A panel on multifaith collaboration, peacemaking, and higher education

pmassari@hds.harvard.edu
Swords to Ploughshares
"Let Us Beat Swords Into Plowshares" statue at the United Nations.

For much of history since WWII, religious conflict has plagued civilization. In the Middle East, Israeli Jews fight Muslim and Christian Arabs, while Shia and Sunni Muslims battle each other. In the West, secularists and moderate Christians and Muslims face Muslim jihadists and Christian extremists, while Hindus, Muslims, and Buddhists conflict in Pakistan, India, and Sri Lanka. Decades of violence reigned between Catholics and Protestants in Northern Ireland.

Religion is cited so frequently as the cause of conflict that it can be difficult to envision the role that faith plays in making peace.

On Monday, December 2, however, Harvard Divinity School will convene a group of practitioners and scholars to explore the ways that people of different religions can work together to end violence—and what universities can do to facilitate this process.

"Religious leaders of all faiths can whip up an ideological fervor that leads to violence," says HDS Dean David N. Hempton. "But they also have the capacity to encourage peace and understanding. I saw this in Northern Ireland, where religious leaders, both clerical and lay, took initiatives to broker peace in the midst of divisive conflict.

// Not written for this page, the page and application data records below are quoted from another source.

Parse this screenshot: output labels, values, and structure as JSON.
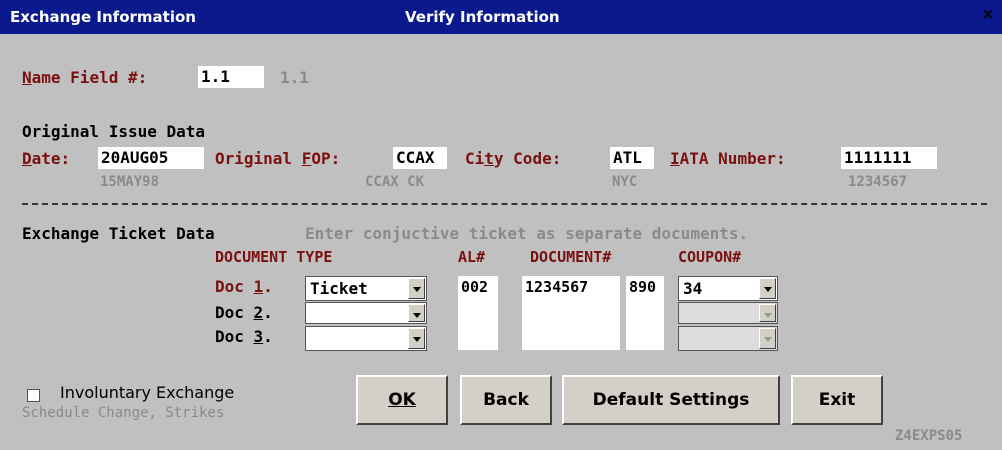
{
  "window": {
    "title_left": "Exchange Information",
    "title_center": "Verify Information",
    "close_glyph": "×"
  },
  "name_field": {
    "label": "Name Field #:",
    "value": "1.1",
    "original": "1.1"
  },
  "original_issue": {
    "heading": "Original Issue Data",
    "date": {
      "label": "Date:",
      "value": "20AUG05",
      "original": "15MAY98"
    },
    "fop": {
      "label": "Original FOP:",
      "value": "CCAX",
      "original": "CCAX CK"
    },
    "city": {
      "label": "City Code:",
      "value": "ATL",
      "original": "NYC"
    },
    "iata": {
      "label": "IATA Number:",
      "value": "1111111",
      "original": "1234567"
    }
  },
  "exchange": {
    "heading": "Exchange Ticket Data",
    "hint": "Enter conjuctive ticket as separate documents.",
    "columns": {
      "doc_type": "DOCUMENT TYPE",
      "al": "AL#",
      "document": "DOCUMENT#",
      "coupon": "COUPON#"
    },
    "docs": [
      {
        "label": "Doc 1.",
        "type": "Ticket",
        "al": "002",
        "document": "1234567",
        "doc2": "890",
        "coupon": "34"
      },
      {
        "label": "Doc 2.",
        "type": "",
        "al": "",
        "document": "",
        "doc2": "",
        "coupon": ""
      },
      {
        "label": "Doc 3.",
        "type": "",
        "al": "",
        "document": "",
        "doc2": "",
        "coupon": ""
      }
    ]
  },
  "involuntary": {
    "label": "Involuntary Exchange",
    "sub": "Schedule Change, Strikes",
    "checked": false
  },
  "buttons": {
    "ok": "OK",
    "back": "Back",
    "default": "Default Settings",
    "exit": "Exit"
  },
  "screen_id": "Z4EXPS05"
}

I'm excited to have a distinguished panel of practitioners and scholars come together to discuss how to expand this dynamic—and what places like HDS can do to help."

The two–part event will bring together leading practitioners and scholars from Harvard, the United Nations, the U.S. government, international peace and security organizations, and multifaith initiatives.

HDS professor Diana L. Eck, director of the Pluralism Project, will moderate a public panel discussion featuring:

  • Martha Minow, Dean of Harvard Law School
  • Shaun Casey, MDiv '83, ThD '98, special advisor to U.S. Secretary of State John Kerry for faith-based community initiatives
  • Jocelyne Cesari, Lecturer on Islamic Studies at HDS, Research Associate at the Center for Middle Eastern Studies, and director of Harvard's Islam in the West Program
  • Jonathan Granoff, president of the Global Security Institute
  • Matthew Hodes, director of the United Nations Alliance of Civilizations.

Eck says the conversation, which will take place in the Sperry Room in Andover Hall on the HDS campus from 5:15 to 7 pm, will be a remarkable opportunity to explore religion's potential to prevent and resolve conflicts.

"People in each of the world's religious traditions have experience drawing upon their faith as they reach across lines of conflict to facilitate peace and harmonious living," she says. "I'm looking forward to moderating a discussion with a group that has such a wide range of knowledge, not only of different faiths, but also of law, government, international relations, and more."

After the panel adjourns, the participants will continue the discussion over dinner at the Dean's residence with scholars of religion, conflict resolution, and ethics from across Harvard University.

The guests, who will include J. Bryan Hehir of Harvard Kennedy School, Ali Asani of Harvard's Faculty of Arts and Sciences, and Dr. Jamil Mahuad, former president of Ecuador and codirector of Harvard's Project on the Prevention of Global Violence, will focus on the ways in which universities can contribute to multifaith collaborations that build sustainable peace.

"As important as basic research is, institutions like Harvard can play a role in promoting peace that goes beyond pure scholarship," says Dean Hempton. "HDS is in a unique position in this regard because we not only advance academic knowledge of all of the world's major religions, but also educate leaders of faith communities. The people we educate go on to transform conflicts, and to address problems like poverty and environmental degradation that pose a challenge to peace. This event will hopefully be the first of many that leverages the position of the School to help build trust and collaborations across cultural divides."